Whether we are aware of or not, our decisions are driven by emotion. And it’s natural when advocating for ideas to go straight to statistics, facts and convincing arguments. But studies show that by sharing a story, people are more likely to remember the message, be persuaded by it and most importantly, feel personally connected to the message – three good reasons why story should become an important part of any animal advocate’s tool box.
It doesn’t take long to tell a story. Here, in one minute, fifteen seconds, and three characters – a powerful, compelling story about where we are headed. Very emotional, as all stories must be. Watch and learn.
I came across a compelling letter written by Norm Phelps to his fellow Unitarian-Universalists (UU) regarding their long history of being in the vanguard of social progress (see link below). Phelps scolds the leaders of UU for having lost the spirit of “moving the boundaries” of compassion forward to include animals. He points to the religious liberal community’s support of abolition, civil rights, feminism, immigrant rights and LGBTQ rights, but now sees that fight for social justice frozen in time.
The letter prompted regret that I was not aware of the plight of animals in my early days as an actress. As the vocalist on the iconic song “Day by Day” from the musical Godspell (original cast album and film cast album), I had a “platform,” of sorts. I was certainly no rock star when I performed in the show, but there were many opportunities to have brought the notion of moral equality for nonhuman animals to the fore. There were TV and radio talk show appearances, media interviews, and more importantly, a keen interest in Godspell from religious groups. I think of all the fan letters I received from young Christians (which I rarely responded to) and the opportunities (which I could have taken and which would have been welcomed) to speak to youth groups. These lost chances make me sad. I wish I had known.
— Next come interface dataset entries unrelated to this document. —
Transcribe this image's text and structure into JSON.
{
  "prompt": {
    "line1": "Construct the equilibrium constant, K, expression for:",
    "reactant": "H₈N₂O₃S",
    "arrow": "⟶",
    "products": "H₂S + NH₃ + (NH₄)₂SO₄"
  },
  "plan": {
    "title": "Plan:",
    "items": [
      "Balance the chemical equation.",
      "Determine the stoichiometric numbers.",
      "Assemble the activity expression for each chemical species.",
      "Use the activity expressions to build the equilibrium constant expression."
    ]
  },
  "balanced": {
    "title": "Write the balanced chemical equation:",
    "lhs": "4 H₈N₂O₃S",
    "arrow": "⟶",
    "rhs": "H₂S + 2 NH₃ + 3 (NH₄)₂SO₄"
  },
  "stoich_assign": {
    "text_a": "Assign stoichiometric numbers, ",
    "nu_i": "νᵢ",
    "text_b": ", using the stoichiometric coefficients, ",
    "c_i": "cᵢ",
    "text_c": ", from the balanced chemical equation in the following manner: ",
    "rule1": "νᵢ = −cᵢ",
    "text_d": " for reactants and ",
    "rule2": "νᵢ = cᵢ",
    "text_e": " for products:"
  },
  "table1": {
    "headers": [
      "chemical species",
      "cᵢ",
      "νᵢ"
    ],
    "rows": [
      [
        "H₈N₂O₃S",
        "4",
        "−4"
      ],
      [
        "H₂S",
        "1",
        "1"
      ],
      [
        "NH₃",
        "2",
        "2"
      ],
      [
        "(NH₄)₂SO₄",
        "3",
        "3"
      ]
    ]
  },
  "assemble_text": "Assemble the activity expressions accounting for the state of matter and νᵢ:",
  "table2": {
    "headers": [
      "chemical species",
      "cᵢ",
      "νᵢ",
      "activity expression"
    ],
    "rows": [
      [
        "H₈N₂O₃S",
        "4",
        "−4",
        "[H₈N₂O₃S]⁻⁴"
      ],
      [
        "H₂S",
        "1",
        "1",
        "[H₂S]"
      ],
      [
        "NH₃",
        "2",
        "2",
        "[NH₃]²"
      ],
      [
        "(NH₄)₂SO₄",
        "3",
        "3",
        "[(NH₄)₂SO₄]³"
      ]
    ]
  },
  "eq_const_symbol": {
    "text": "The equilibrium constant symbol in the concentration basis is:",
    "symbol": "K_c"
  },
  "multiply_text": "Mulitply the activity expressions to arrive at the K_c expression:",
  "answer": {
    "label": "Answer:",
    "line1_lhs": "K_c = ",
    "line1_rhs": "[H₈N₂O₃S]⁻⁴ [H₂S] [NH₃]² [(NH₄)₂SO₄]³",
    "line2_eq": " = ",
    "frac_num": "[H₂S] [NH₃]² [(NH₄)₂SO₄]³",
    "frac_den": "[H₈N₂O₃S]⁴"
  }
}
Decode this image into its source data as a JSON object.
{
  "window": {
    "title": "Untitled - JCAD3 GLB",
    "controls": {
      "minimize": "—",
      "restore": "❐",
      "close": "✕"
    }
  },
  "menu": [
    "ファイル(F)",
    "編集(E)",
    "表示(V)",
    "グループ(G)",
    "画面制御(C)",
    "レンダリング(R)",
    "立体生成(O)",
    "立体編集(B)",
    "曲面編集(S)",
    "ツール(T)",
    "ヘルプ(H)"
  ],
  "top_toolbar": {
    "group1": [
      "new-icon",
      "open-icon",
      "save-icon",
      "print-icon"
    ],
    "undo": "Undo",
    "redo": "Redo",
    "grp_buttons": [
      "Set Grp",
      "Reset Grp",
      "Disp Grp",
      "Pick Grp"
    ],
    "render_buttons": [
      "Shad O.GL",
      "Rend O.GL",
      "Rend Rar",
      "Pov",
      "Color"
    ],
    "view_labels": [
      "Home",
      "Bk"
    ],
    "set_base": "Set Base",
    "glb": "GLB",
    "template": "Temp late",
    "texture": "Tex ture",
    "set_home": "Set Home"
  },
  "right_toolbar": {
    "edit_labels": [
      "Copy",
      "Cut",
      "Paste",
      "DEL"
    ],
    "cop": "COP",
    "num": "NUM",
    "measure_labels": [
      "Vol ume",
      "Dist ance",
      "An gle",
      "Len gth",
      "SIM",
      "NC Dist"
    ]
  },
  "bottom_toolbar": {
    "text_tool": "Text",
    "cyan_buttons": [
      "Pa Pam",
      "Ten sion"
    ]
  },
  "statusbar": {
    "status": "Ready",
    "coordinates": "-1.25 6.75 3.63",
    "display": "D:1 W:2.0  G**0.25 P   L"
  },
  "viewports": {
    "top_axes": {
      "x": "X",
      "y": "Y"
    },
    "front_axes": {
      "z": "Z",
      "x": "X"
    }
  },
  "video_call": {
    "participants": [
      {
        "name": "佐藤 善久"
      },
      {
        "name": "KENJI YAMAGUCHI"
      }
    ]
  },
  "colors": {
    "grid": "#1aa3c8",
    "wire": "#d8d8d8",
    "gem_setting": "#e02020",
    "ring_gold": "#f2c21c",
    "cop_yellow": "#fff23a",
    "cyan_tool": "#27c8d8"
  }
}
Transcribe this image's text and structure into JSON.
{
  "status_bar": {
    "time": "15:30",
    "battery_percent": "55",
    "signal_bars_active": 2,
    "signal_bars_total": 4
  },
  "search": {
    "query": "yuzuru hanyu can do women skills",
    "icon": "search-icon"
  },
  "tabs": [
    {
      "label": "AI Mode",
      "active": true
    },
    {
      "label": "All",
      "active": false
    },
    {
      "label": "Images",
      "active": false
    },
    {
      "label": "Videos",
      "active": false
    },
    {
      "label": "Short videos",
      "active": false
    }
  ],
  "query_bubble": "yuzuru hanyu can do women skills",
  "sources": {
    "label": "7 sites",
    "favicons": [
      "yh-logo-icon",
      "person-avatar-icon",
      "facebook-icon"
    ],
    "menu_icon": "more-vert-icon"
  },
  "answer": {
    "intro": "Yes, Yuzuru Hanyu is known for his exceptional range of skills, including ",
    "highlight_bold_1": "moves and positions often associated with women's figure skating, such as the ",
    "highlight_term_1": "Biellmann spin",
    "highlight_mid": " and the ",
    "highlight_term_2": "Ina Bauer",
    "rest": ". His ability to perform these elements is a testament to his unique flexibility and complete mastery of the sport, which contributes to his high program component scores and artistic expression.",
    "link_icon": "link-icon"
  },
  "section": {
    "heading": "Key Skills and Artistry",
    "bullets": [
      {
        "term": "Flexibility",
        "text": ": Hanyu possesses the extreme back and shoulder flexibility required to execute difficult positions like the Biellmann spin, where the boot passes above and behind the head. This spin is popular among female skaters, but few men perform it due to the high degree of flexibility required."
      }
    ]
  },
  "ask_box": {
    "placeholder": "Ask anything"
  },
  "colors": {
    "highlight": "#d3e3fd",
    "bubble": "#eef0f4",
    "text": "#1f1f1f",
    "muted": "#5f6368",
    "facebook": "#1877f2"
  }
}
Forty years later, however, the world has changed. With a burgeoning awareness of animal exploitation, social media, undercover videos, and the work of animal advocates, it is near impossible to avoid confronting inhumane treatment of animals. And the failure in the Christian community – or any community that speaks of compassion and espouses social justice – to enter into the discussion is a travesty. It is not an easy topic, but neither is slavery, racism, or gender prejudice. As Phelps so eloquently writes:
Suffice it to say that animal exploitation is the most universal, most deeply entrenched form of oppression that has ever existed, both in our society and in our individual psyches. Moral equality for animals challenges our pride in ourselves as the crown of creation (or the acme of evolution, if you prefer), in a way that no other social justice movement ever has. It would deny nearly the entire human population pleasures of appetite that are among the most primitive and powerful that we experience. And the animal liberation movement is working to drive out of business an industry that takes in trillions of dollars every year and provides hundreds of thousands of jobs. We all enter the discussion with a strong bias against animal liberation that can only be overcome by drawing upon the deepest wells of our compassion. http://normphelps.org/an-open-letter-to-my-fellow-uus-on-animal-liberation/
So I will continue to “enter into the discussion” in my work as a writer and animal advocate. But from here on, anyone who wants to communicate with me about how uplifting “Day by Day” was for them (and I still get a few on occasion), will get more than a thank you. I missed my chance then, but will not miss it in the future.